by this Court will do little to resolve that uncertainty. As such, we decline to make a declaration as to the merits of Dr. Wolfe’s claims and hold only that his claims are time-barred by the Pennsylvania statute of limitations. An appropriate Order follows.
IN THE UNITED STATES DISTRICT COURT FOR THE EASTERN DISTRICT OF PENNSYLVANIA __________________________________________ : WYETH, : : CIVIL ACTION Plaintiff, : : v. : No. 08-0754 : DR. BERNARD M.J. WOLFE, : : Defendant. : __________________________________________: ORDER AND NOW, this 28th day of August, 2008, in consideration of the Cross-Motions for Judgment on the Pleadings filed by each of the above-captioned parties and the responses thereto, it is hereby ORDERED as follows: (1) The Motion for Judgment on the Pleadings filed by Plaintiff Wyeth (Doc. No. 24) is GRANTED insofar as Wyeth requests that this Court declare that Dr. Wolfe’s claims are barred by the Pennsylvania statute of limitations. Wyeth’s Motion is DENIED in all other respects; (2) The Motion for Judgment on the Pleadings filed by Defendant Dr. Bernard M.J. Wolfe (Doc. No. 25) is GRANTED.
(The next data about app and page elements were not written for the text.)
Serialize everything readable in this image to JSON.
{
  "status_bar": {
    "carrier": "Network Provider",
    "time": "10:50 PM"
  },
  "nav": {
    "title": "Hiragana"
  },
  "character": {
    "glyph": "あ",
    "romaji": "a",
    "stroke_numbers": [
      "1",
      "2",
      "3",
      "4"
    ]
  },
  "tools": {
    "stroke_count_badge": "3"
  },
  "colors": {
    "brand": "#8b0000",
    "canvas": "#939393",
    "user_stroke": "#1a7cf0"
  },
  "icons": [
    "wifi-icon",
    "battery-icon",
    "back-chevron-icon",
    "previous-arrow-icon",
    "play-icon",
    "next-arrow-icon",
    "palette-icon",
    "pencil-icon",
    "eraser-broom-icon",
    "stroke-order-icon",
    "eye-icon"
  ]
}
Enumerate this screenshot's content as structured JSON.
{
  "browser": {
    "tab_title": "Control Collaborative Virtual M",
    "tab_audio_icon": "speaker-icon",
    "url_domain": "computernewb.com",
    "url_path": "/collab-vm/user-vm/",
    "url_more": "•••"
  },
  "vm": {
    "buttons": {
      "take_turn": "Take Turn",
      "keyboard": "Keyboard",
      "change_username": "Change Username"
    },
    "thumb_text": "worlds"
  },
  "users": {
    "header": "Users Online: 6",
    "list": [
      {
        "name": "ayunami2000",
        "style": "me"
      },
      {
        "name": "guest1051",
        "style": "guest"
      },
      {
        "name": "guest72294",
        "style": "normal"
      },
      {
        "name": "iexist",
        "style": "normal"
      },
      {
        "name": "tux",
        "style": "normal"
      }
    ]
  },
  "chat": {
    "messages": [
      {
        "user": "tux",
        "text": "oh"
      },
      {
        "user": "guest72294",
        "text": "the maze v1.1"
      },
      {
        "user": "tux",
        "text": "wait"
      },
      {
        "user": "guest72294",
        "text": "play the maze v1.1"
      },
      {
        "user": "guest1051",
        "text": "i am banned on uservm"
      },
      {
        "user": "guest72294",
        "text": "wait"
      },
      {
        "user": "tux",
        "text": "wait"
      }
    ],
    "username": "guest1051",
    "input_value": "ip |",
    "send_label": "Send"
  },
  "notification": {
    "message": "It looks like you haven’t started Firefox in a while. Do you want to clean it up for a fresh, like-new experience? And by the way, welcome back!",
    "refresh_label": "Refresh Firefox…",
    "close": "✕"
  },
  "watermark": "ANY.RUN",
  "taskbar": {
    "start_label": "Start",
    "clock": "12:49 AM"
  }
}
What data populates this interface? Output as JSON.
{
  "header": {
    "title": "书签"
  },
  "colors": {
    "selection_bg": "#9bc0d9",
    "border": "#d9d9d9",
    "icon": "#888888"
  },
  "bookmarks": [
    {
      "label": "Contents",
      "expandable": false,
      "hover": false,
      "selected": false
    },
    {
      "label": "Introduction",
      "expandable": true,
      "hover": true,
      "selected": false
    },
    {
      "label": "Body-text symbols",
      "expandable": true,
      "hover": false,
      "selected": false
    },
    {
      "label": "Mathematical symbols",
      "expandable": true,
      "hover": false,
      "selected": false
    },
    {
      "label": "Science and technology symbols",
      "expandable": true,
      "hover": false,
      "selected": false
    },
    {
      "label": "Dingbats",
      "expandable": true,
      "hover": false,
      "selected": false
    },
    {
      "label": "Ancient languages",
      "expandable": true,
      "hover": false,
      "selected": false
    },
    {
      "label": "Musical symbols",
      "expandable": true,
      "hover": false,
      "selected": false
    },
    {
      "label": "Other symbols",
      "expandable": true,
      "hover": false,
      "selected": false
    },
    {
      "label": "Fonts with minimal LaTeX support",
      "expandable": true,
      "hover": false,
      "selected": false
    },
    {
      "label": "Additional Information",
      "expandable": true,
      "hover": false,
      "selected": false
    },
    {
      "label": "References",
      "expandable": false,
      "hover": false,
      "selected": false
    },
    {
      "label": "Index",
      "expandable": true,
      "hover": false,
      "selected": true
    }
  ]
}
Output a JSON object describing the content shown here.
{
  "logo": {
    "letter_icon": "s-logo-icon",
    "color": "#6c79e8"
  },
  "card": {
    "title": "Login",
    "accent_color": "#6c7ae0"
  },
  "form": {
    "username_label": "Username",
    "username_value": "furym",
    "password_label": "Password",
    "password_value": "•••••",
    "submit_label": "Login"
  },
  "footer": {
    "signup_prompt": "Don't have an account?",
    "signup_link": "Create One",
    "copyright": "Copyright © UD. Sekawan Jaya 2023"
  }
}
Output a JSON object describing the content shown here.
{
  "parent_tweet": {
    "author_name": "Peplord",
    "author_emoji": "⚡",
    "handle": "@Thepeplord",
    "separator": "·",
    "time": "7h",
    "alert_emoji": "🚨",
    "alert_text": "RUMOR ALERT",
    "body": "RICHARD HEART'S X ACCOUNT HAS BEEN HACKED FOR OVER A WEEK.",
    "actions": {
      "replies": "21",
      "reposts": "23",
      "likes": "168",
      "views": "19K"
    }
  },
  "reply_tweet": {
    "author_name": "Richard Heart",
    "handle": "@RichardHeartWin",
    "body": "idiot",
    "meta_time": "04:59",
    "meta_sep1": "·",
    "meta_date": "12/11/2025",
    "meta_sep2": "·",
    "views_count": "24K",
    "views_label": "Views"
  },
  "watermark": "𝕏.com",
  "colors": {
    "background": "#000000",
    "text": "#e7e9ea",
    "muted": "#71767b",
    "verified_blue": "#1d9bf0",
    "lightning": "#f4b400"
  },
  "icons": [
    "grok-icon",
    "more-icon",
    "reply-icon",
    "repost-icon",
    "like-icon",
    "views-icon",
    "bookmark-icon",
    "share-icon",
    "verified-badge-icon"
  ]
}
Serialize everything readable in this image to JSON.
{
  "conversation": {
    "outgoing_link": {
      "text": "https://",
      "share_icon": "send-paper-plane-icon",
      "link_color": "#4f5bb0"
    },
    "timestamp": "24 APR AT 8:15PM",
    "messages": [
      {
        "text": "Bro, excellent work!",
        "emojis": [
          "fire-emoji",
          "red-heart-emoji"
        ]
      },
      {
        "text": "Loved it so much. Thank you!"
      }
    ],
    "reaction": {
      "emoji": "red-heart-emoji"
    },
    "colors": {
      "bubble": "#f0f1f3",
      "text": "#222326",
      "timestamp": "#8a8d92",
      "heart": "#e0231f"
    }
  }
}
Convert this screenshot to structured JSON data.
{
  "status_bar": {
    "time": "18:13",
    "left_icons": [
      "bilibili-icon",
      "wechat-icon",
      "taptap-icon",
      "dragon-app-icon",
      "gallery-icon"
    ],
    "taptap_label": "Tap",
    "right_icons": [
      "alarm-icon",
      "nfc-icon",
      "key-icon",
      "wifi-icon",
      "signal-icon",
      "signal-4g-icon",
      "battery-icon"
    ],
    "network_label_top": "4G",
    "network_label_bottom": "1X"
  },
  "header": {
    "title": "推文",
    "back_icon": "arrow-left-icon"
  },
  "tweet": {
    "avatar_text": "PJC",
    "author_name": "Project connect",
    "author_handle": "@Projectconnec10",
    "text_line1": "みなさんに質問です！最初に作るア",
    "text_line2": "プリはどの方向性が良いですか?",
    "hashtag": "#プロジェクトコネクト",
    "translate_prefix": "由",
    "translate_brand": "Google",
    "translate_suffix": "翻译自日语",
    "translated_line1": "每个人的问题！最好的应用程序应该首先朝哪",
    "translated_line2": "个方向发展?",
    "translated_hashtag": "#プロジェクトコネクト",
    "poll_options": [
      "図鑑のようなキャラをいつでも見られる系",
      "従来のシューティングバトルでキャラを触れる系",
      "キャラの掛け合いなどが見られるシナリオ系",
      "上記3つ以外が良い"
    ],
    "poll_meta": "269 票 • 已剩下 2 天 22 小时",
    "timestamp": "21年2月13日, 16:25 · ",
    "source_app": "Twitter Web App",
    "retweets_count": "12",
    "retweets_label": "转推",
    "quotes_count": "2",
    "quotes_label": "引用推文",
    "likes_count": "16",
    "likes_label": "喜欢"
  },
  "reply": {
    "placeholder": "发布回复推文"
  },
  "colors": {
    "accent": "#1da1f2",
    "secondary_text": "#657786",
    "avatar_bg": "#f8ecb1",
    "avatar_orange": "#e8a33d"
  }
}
BY THE COURT: /s/ Robert F. Kelly ROBERT F. KELLY SENIOR JUDGE